» **EXERCISE GOAL**: Drop the pictures and repeat the remaining data exactly.

-- Opening Marker --

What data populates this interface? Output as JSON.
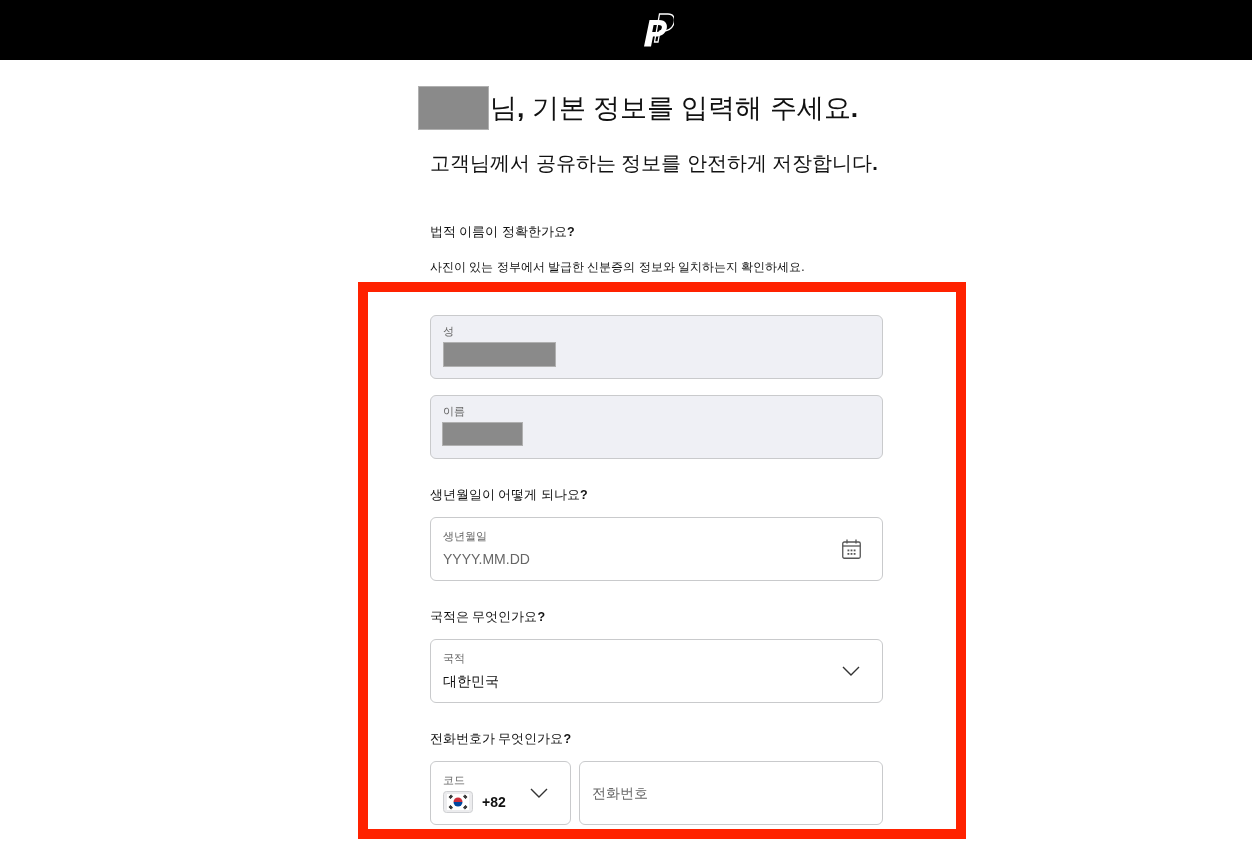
{
  "greeting": {
    "name_redacted": true,
    "text": "님**,** 기본 정보를 입력해 주세요**.**"
  },
  "subtitle": "고객님께서 공유하는 정보를 안전하게 저장합니다**.**",
  "name_intro": {
    "question": "법적 이름이 정확한가요**?**",
    "note": "사진이 있는 정부에서 발급한 신분증의 정보와 일치하는지 확인하세요."
  },
  "highlight": {
    "groups": [
      {
        "fields": [
          {
            "kind": "text",
            "label": "성",
            "value_redacted": true,
            "disabled": true
          },
          {
            "kind": "text",
            "label": "이름",
            "value_redacted": true,
            "disabled": true
          }
        ]
      },
      {
        "question": "생년월일이 어떻게 되나요**?**",
        "fields": [
          {
            "kind": "date",
            "label": "생년월일",
            "placeholder": "YYYY.MM.DD",
            "disabled": false
          }
        ]
      },
      {
        "question": "국적은 무엇인가요**?**",
        "fields": [
          {
            "kind": "select",
            "label": "국적",
            "value": "대한민국",
            "disabled": false
          }
        ]
      },
      {
        "question": "전화번호가 무엇인가요**?**",
        "fields": [
          {
            "kind": "code_select",
            "label": "코드",
            "value": "+82",
            "disabled": false
          },
          {
            "kind": "phone",
            "placeholder": "전화번호",
            "disabled": false
          }
        ]
      }
    ]
  }
}
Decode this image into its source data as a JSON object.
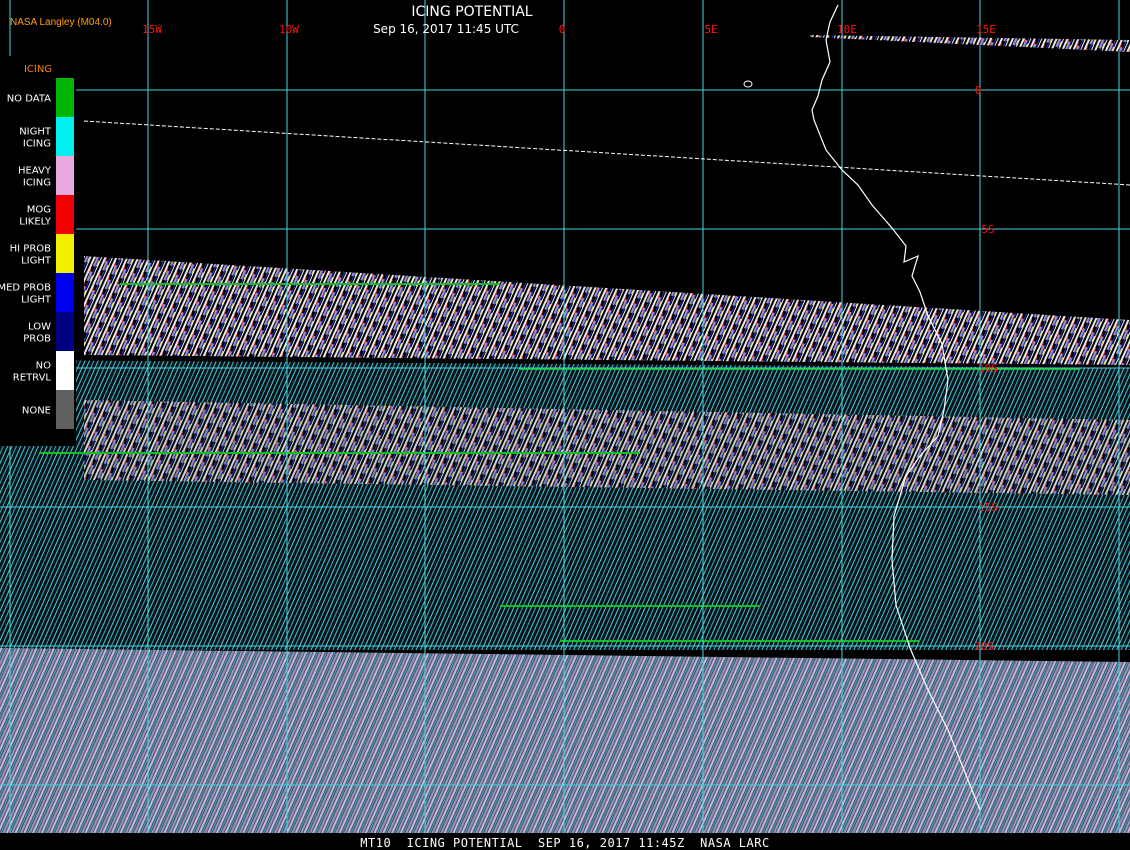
{
  "header": {
    "title": "ICING POTENTIAL",
    "subtitle": "Sep 16, 2017 11:45 UTC",
    "source": "NASA Langley (M04.0)",
    "title_color": "#ffffff",
    "source_color": "#ffa000"
  },
  "map": {
    "longitude_labels": [
      "15W",
      "10W",
      "0",
      "5E",
      "10E",
      "15E"
    ],
    "latitude_labels": [
      "0",
      "5S",
      "10S",
      "15S",
      "20S"
    ],
    "grid_color": "#44d4e0",
    "label_color": "#ff1010",
    "coast_color": "#ffffff"
  },
  "legend": {
    "title": "ICING",
    "title_color": "#ff8000",
    "items": [
      {
        "label": [
          "NO DATA"
        ],
        "color": "#00b400"
      },
      {
        "label": [
          "NIGHT",
          "ICING"
        ],
        "color": "#00f0f0"
      },
      {
        "label": [
          "HEAVY",
          "ICING"
        ],
        "color": "#e8a8e0"
      },
      {
        "label": [
          "MOG",
          "LIKELY"
        ],
        "color": "#f00000"
      },
      {
        "label": [
          "HI PROB",
          "LIGHT"
        ],
        "color": "#f0f000"
      },
      {
        "label": [
          "MED PROB",
          "LIGHT"
        ],
        "color": "#0000f0"
      },
      {
        "label": [
          "LOW",
          "PROB"
        ],
        "color": "#000080"
      },
      {
        "label": [
          "NO",
          "RETRVL"
        ],
        "color": "#ffffff"
      },
      {
        "label": [
          "NONE"
        ],
        "color": "#606060"
      }
    ]
  },
  "footer": {
    "text": "MT10  ICING POTENTIAL  SEP 16, 2017 11:45Z  NASA LARC"
  }
}
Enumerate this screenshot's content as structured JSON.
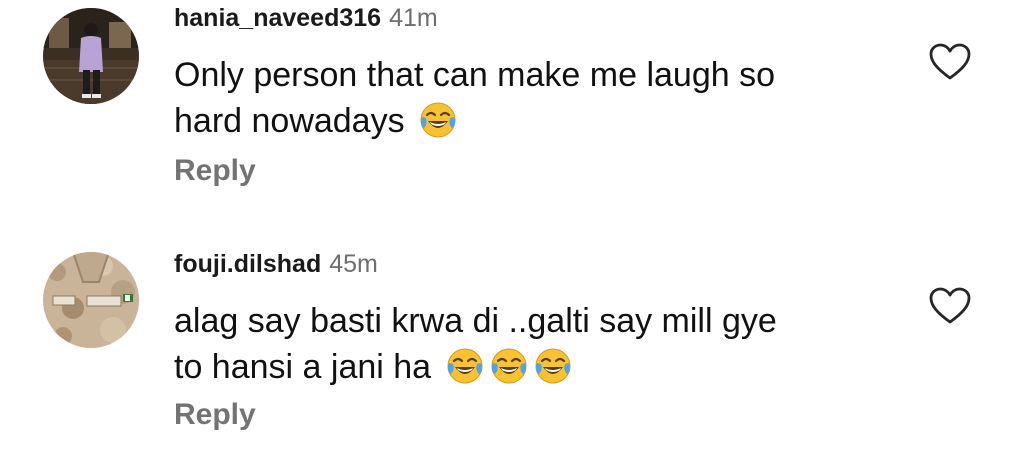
{
  "comments": [
    {
      "username": "hania_naveed316",
      "time": "41m",
      "text_line1": "Only person that can make me laugh so",
      "text_line2": "hard nowadays",
      "emojis": [
        "face-with-tears-of-joy"
      ],
      "reply_label": "Reply"
    },
    {
      "username": "fouji.dilshad",
      "time": "45m",
      "text_line1": "alag say basti krwa di ..galti say mill gye",
      "text_line2": "to hansi a jani ha",
      "emojis": [
        "face-with-tears-of-joy",
        "face-with-tears-of-joy",
        "face-with-tears-of-joy"
      ],
      "reply_label": "Reply"
    }
  ],
  "colors": {
    "username": "#1a1a1a",
    "timestamp": "#6e6e6e",
    "reply": "#737373",
    "heart_outline": "#262626"
  }
}
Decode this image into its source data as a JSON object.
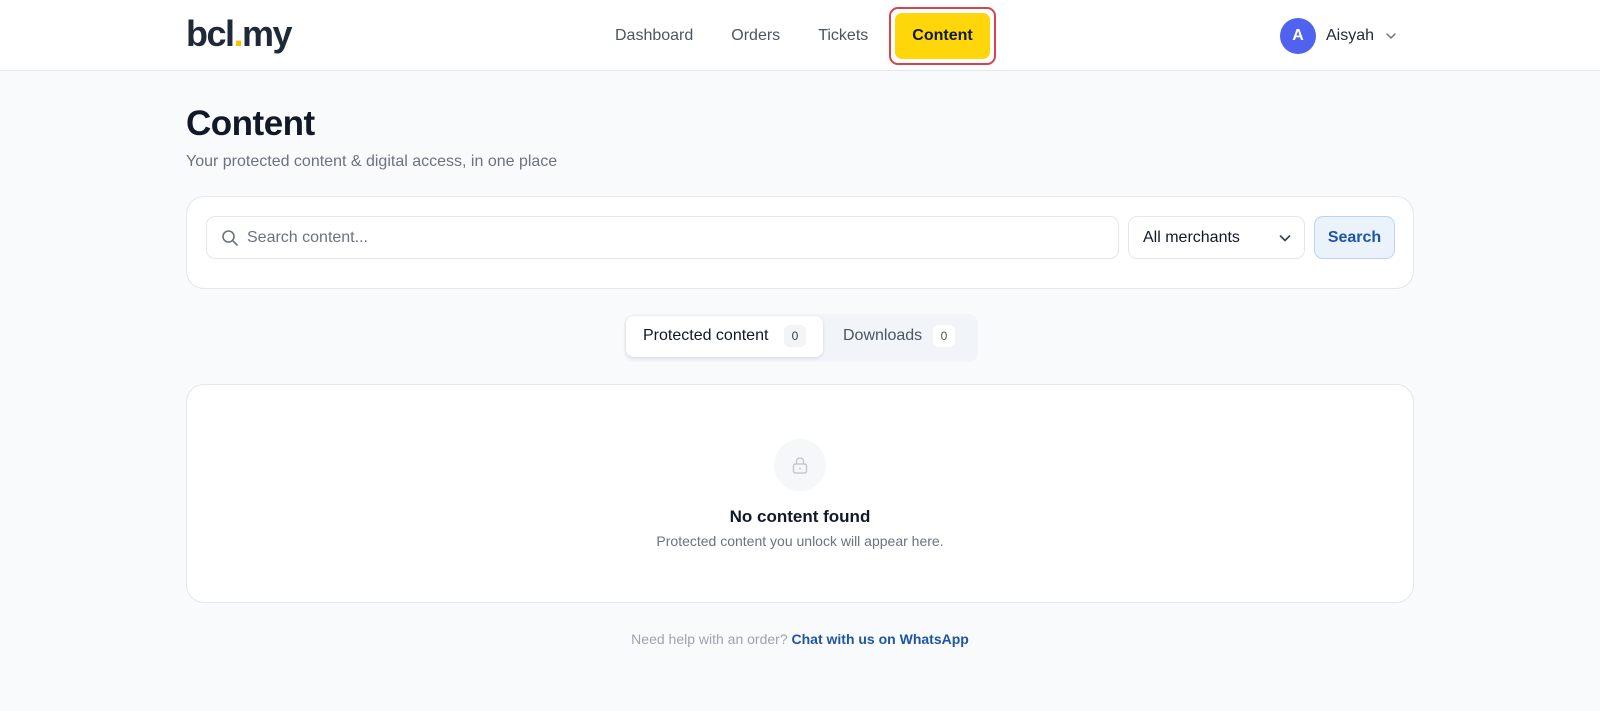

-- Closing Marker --

» **ANSWER**:
What data populates this interface? Output as JSON.
{
  "greeting": {
    "name_redacted": true,
    "text": "님**,** 기본 정보를 입력해 주세요**.**"
  },
  "subtitle": "고객님께서 공유하는 정보를 안전하게 저장합니다**.**",
  "name_intro": {
    "question": "법적 이름이 정확한가요**?**",
    "note": "사진이 있는 정부에서 발급한 신분증의 정보와 일치하는지 확인하세요."
  },
  "highlight": {
    "groups": [
      {
        "fields": [
          {
            "kind": "text",
            "label": "성",
            "value_redacted": true,
            "disabled": true
          },
          {
            "kind": "text",
            "label": "이름",
            "value_redacted": true,
            "disabled": true
          }
        ]
      },
      {
        "question": "생년월일이 어떻게 되나요**?**",
        "fields": [
          {
            "kind": "date",
            "label": "생년월일",
            "placeholder": "YYYY.MM.DD",
            "disabled": false
          }
        ]
      },
      {
        "question": "국적은 무엇인가요**?**",
        "fields": [
          {
            "kind": "select",
            "label": "국적",
            "value": "대한민국",
            "disabled": false
          }
        ]
      },
      {
        "question": "전화번호가 무엇인가요**?**",
        "fields": [
          {
            "kind": "code_select",
            "label": "코드",
            "value": "+82",
            "disabled": false
          },
          {
            "kind": "phone",
            "placeholder": "전화번호",
            "disabled": false
          }
        ]
      }
    ]
  }
}
Decode this image into its source data as a JSON object.
{
  "header": {
    "title": "ICING POTENTIAL",
    "subtitle": "Sep 16, 2017 11:45 UTC",
    "source": "NASA Langley (M04.0)",
    "title_color": "#ffffff",
    "source_color": "#ffa000"
  },
  "map": {
    "longitude_labels": [
      "15W",
      "10W",
      "0",
      "5E",
      "10E",
      "15E"
    ],
    "latitude_labels": [
      "0",
      "5S",
      "10S",
      "15S",
      "20S"
    ],
    "grid_color": "#44d4e0",
    "label_color": "#ff1010",
    "coast_color": "#ffffff"
  },
  "legend": {
    "title": "ICING",
    "title_color": "#ff8000",
    "items": [
      {
        "label": [
          "NO DATA"
        ],
        "color": "#00b400"
      },
      {
        "label": [
          "NIGHT",
          "ICING"
        ],
        "color": "#00f0f0"
      },
      {
        "label": [
          "HEAVY",
          "ICING"
        ],
        "color": "#e8a8e0"
      },
      {
        "label": [
          "MOG",
          "LIKELY"
        ],
        "color": "#f00000"
      },
      {
        "label": [
          "HI PROB",
          "LIGHT"
        ],
        "color": "#f0f000"
      },
      {
        "label": [
          "MED PROB",
          "LIGHT"
        ],
        "color": "#0000f0"
      },
      {
        "label": [
          "LOW",
          "PROB"
        ],
        "color": "#000080"
      },
      {
        "label": [
          "NO",
          "RETRVL"
        ],
        "color": "#ffffff"
      },
      {
        "label": [
          "NONE"
        ],
        "color": "#606060"
      }
    ]
  },
  "footer": {
    "text": "MT10  ICING POTENTIAL  SEP 16, 2017 11:45Z  NASA LARC"
  }
}
Enumerate this screenshot's content as structured JSON.
{
  "comments": [
    {
      "username": "hania_naveed316",
      "time": "41m",
      "text_line1": "Only person that can make me laugh so",
      "text_line2": "hard nowadays",
      "emojis": [
        "face-with-tears-of-joy"
      ],
      "reply_label": "Reply"
    },
    {
      "username": "fouji.dilshad",
      "time": "45m",
      "text_line1": "alag say basti krwa di ..galti say mill gye",
      "text_line2": "to hansi a jani ha",
      "emojis": [
        "face-with-tears-of-joy",
        "face-with-tears-of-joy",
        "face-with-tears-of-joy"
      ],
      "reply_label": "Reply"
    }
  ],
  "colors": {
    "username": "#1a1a1a",
    "timestamp": "#6e6e6e",
    "reply": "#737373",
    "heart_outline": "#262626"
  }
}
Decode this image into its source data as a JSON object.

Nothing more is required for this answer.